• [THE DATA]
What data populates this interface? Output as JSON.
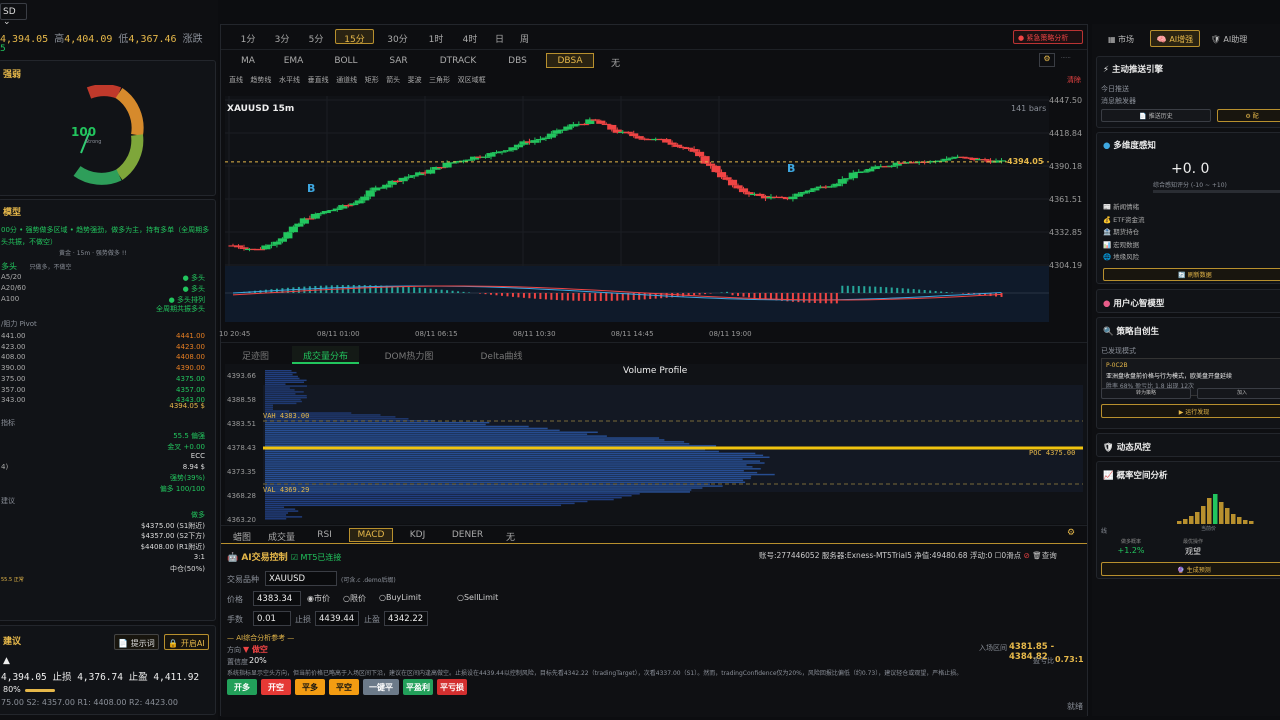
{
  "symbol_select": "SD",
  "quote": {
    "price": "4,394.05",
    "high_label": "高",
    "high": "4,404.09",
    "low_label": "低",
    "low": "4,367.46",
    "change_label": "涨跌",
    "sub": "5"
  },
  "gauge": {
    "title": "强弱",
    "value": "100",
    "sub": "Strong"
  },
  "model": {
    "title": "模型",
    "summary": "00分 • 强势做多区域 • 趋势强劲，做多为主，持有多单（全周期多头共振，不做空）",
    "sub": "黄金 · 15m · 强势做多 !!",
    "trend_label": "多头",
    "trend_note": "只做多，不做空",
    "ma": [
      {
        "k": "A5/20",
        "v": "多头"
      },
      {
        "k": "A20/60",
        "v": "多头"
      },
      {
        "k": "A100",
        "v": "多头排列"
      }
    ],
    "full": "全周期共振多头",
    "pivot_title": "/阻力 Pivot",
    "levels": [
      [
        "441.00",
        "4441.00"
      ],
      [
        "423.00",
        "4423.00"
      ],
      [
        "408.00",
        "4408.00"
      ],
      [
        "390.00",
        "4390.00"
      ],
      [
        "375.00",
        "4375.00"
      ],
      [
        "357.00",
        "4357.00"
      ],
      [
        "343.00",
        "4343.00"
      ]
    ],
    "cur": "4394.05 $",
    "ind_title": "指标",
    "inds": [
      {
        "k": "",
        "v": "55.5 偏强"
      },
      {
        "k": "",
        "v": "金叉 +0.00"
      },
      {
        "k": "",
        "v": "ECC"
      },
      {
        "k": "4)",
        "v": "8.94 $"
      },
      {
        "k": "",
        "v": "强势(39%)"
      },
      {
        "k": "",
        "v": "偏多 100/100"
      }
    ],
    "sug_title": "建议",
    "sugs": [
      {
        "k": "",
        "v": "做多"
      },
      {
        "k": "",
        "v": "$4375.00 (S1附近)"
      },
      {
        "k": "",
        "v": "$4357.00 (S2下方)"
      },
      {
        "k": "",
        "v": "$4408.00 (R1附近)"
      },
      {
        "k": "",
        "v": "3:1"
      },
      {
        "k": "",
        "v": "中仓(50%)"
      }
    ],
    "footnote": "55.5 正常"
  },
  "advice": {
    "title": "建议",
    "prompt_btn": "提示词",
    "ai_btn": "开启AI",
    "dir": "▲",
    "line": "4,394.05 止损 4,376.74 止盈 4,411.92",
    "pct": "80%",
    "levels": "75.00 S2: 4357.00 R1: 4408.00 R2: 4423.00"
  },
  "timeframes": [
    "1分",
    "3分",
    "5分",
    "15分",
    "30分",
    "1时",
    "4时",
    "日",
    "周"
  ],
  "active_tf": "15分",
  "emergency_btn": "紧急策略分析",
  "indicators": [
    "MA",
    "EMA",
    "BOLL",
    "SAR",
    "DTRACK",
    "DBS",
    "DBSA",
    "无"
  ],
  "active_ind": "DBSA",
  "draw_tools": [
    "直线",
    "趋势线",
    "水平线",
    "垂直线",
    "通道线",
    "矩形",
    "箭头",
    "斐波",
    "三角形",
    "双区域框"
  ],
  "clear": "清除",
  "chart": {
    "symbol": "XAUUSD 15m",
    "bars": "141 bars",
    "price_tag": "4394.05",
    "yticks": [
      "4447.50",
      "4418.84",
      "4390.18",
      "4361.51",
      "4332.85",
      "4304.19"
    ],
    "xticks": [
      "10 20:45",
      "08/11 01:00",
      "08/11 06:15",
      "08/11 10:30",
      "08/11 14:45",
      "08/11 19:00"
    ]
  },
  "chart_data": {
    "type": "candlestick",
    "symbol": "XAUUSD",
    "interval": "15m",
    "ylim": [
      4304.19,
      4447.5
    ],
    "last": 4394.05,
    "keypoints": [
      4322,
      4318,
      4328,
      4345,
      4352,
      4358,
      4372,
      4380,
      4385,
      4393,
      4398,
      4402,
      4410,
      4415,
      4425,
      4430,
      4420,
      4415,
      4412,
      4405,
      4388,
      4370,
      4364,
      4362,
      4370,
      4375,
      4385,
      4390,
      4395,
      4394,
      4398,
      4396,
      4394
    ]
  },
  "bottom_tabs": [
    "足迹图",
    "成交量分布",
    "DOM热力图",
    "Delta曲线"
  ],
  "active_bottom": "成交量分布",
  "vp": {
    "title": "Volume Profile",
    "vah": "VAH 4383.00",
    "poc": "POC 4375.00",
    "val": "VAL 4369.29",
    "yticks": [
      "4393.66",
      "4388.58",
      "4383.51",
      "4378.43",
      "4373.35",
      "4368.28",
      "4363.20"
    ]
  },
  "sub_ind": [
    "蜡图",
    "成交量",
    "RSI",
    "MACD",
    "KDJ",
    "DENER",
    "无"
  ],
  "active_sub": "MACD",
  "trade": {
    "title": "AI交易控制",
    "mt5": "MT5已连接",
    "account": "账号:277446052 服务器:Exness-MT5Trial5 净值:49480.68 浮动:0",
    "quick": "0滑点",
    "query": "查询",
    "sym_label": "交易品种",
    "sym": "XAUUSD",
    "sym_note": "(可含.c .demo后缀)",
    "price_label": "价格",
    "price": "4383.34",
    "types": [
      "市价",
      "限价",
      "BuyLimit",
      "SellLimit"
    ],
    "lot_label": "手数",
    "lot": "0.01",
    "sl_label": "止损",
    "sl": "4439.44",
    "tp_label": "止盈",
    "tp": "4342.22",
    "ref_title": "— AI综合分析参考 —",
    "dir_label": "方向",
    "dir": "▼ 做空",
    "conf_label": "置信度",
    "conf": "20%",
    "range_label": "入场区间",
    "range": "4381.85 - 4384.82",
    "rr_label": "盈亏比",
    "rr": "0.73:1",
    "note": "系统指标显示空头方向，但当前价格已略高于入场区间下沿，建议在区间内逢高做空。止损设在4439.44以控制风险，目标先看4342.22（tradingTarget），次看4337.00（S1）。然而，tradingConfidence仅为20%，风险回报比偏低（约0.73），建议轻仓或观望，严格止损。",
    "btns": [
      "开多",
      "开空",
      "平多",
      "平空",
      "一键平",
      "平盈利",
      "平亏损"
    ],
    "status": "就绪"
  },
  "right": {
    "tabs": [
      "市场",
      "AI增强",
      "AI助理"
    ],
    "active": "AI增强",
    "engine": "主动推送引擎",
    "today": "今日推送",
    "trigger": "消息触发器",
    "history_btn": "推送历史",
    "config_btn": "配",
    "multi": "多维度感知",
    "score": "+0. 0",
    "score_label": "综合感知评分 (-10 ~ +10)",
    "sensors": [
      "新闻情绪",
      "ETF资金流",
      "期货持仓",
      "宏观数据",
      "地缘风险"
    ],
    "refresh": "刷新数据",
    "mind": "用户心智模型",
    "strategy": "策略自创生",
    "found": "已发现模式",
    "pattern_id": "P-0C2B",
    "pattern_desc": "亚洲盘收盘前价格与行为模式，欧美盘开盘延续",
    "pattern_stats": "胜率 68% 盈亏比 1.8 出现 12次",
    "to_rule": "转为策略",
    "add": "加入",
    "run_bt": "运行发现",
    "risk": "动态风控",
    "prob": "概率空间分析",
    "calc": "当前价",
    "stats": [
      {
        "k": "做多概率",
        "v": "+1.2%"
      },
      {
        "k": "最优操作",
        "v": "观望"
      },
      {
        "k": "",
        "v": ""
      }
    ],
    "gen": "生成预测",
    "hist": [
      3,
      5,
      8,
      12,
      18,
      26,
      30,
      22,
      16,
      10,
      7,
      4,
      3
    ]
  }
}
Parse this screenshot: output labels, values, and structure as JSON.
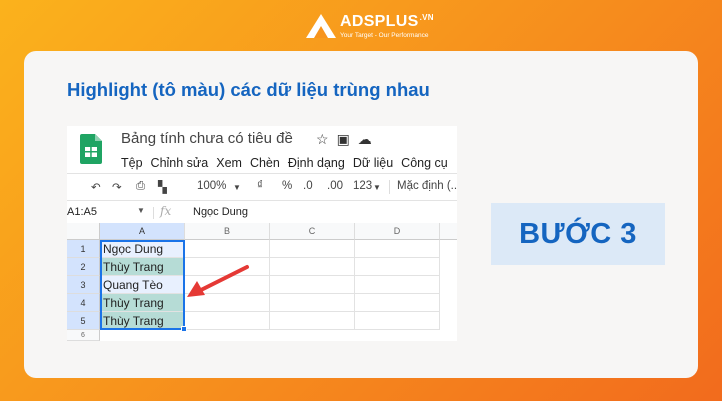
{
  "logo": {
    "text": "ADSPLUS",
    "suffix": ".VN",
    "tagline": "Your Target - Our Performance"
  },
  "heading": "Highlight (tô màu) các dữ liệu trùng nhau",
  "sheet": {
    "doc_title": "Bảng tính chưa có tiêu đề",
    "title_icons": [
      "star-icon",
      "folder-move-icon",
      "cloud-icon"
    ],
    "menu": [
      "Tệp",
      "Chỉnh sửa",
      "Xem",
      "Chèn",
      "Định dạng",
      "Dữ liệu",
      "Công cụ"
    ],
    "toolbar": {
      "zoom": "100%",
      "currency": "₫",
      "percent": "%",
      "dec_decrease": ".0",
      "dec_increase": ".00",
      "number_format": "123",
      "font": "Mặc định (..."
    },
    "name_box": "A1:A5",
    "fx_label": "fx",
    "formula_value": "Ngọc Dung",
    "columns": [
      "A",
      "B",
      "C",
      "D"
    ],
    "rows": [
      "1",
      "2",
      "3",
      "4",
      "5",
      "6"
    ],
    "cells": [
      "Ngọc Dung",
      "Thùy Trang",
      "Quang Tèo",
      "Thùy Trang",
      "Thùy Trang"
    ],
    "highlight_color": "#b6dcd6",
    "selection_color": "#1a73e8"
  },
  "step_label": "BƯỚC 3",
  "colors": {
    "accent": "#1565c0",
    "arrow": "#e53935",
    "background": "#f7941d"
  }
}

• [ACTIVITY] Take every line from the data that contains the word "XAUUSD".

• [YOUR RESPONSE]
    "symbol": "XAUUSD 15m",
    "symbol": "XAUUSD",
    "sym": "XAUUSD",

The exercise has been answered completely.